Every single one of these issues is important. Every single one of these issues needs to be dealt with. And every single one of them is, has been and will be discussed, and hopefully, dealt with properly. It's true, or at least appears to be true, that politicians sometimes bring up same-sex marriage in an effort to distract the populace and their opponents. Unfortunately, it's usually the conservative right introducing legislation to block the right to same-sex marriage. When someone proposes to enact into law discrimination, it must be challenged. To let it go unchallenged simply because there are other issues on the table only perpetuates the attitudes behind that discrimination.

When we fight for same-sex marriage, it is not just the right to marry that is being fought for. We're also fighting to be accepted, to have the culture as a whole, and people as individuals, recognize us as equals. As we make our arguments for the legalization of same-sex marriage, we are making the argument that it's ok to be gay, bisexual, or trans. When we make that argument, we're standing up against the bullying that has led to many LGBT teens taking their own life, or being kicked out of their homes because mommy and daddy couldn't deal with their child being a sissy. That acceptance makes it easier for our voices to be heard on every issue, including all the ones the authors mentioned.

Isn't that at least as important as all those other issues? (Hint: yes)


  1. I realize there were a few other issues brought up in the linked article, but they mostly seemed to fall under the umbrella of "same-sex marriage is a distraction from X, Y, and Z." Still, if there's an issue the authors brought up that you want me to address that I haven't already, let me know here. I'll respond in these comments, unless it seems worth a post of its own.

  2. From their perspective I got the feeling that discrimination will always be around* so why bother as long as the family is happy.

    One can also state that if it is not stopped that there will always be some other issue *more important. And, in my opinion, the other "X, Y, Z distractions" have nothing to do with LGBTQ equal rights, so WHY should they be distracting at all?

    Love your writting Nathan and hearing your thoughts!

  3. "From their perspective I got the feeling that discrimination will always be around* so why bother as long as the family is happy."

    I didn't really get that sense from them, and I really hope that's not their perspective. That would be a very disheartening point of view. The more I think about it, the more I think that many of the issues they named all have similar roots: lack of empathy, compassion, and respect for the rights of others. I wouldn't say that's the case in every individual who is against some of those issues, but I think it may be a general problem.

    In many cases, that's also the problem at the root of opposition to same-sex marriage.

  4. This is not an attack on their argument - I realize.

    However, whenever anyone bitches and moans about how something is "distracting" from something else and furthers conflict due to asserting that other people are being "distracting" - it's completely counterproductive.

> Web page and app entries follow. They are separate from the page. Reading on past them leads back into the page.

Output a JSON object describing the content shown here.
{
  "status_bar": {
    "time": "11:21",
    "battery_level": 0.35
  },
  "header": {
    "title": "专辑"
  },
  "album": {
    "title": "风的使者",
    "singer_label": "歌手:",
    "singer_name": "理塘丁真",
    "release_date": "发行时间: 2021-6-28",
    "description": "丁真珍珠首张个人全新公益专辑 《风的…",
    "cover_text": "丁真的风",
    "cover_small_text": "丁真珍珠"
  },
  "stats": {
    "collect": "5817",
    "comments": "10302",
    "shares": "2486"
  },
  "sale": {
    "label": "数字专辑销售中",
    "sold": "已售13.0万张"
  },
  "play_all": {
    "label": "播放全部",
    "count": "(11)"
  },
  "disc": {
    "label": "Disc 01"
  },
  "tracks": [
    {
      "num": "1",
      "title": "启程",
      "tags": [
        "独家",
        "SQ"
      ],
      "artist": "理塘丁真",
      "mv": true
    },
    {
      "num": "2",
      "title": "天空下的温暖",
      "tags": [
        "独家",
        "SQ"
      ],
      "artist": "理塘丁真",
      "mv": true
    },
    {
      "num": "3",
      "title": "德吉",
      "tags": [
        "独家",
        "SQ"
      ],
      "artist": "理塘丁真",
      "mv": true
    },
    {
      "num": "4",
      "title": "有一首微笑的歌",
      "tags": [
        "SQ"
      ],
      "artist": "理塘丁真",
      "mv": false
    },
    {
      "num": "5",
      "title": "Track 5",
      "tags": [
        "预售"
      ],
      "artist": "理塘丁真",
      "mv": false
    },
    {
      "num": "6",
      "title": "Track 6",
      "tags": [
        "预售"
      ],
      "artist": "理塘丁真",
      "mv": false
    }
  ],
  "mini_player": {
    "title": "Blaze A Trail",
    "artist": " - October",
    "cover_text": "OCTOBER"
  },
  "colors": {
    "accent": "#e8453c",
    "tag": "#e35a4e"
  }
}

    If they feel strongly about any of those issues, they should be active in dealing with those issues. Attacking other people who have their own issue to fight for - ironically - is a DISTRACTION.

  5. Excellent point, sinmantyx. I suppose there might be times when something really doesn't rise to the level of things that others are fighting, and maybe could be considered a distraction, but for the most part I think I must agree with you.